■ **TASK ITEM**
Scan the records for the string "avatar"; copy each line where it occurs.

■ **RECORDS PROVIDED**

........

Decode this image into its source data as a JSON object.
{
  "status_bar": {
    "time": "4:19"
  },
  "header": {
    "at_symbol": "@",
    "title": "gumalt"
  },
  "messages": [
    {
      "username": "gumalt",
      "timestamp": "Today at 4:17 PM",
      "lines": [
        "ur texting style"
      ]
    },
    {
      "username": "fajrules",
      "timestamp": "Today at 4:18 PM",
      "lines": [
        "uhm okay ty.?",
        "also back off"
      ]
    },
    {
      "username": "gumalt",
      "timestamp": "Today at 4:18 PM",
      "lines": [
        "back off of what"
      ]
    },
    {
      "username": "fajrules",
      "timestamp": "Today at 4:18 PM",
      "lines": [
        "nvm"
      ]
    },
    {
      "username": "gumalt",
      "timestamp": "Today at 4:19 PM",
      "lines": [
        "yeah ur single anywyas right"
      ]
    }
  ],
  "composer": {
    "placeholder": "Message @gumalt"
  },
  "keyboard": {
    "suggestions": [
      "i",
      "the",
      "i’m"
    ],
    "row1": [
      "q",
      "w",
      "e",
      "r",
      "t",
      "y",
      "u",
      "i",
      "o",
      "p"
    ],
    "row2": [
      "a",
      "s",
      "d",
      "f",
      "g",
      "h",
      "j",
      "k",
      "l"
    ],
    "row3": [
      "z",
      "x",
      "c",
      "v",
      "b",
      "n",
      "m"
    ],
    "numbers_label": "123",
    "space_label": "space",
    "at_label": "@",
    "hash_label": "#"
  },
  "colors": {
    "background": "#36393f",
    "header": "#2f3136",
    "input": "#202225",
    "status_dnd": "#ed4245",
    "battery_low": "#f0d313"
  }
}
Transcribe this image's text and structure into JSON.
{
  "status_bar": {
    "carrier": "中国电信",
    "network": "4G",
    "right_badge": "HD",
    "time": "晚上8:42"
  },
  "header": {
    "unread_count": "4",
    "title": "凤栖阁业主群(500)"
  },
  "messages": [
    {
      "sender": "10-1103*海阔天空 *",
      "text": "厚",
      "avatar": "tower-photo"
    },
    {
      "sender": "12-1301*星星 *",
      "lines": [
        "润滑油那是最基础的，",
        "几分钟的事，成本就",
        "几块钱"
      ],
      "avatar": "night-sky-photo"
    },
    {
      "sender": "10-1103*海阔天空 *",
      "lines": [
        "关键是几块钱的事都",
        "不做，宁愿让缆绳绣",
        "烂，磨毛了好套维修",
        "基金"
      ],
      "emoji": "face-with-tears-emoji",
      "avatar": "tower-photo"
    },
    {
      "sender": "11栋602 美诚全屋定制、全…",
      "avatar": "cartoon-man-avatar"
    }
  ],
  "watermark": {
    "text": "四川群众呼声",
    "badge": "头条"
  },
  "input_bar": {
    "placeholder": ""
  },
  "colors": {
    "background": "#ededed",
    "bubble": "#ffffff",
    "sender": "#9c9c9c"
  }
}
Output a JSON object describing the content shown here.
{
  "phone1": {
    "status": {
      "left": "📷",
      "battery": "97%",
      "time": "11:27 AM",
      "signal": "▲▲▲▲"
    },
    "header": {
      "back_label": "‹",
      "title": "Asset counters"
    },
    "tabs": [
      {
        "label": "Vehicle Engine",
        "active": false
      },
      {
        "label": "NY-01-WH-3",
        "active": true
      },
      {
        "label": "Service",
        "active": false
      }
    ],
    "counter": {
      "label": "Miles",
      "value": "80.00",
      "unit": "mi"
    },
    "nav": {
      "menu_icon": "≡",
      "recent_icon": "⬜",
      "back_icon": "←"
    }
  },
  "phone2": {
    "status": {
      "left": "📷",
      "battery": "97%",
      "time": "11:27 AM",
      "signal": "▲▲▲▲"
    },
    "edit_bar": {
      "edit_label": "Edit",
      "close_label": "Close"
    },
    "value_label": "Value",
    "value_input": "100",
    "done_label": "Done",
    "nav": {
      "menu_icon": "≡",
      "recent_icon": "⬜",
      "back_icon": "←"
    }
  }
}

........

■ **TASK ANSWER**
      "avatar": "tower-photo"
      "avatar": "night-sky-photo"
      "avatar": "tower-photo"
      "avatar": "cartoon-man-avatar"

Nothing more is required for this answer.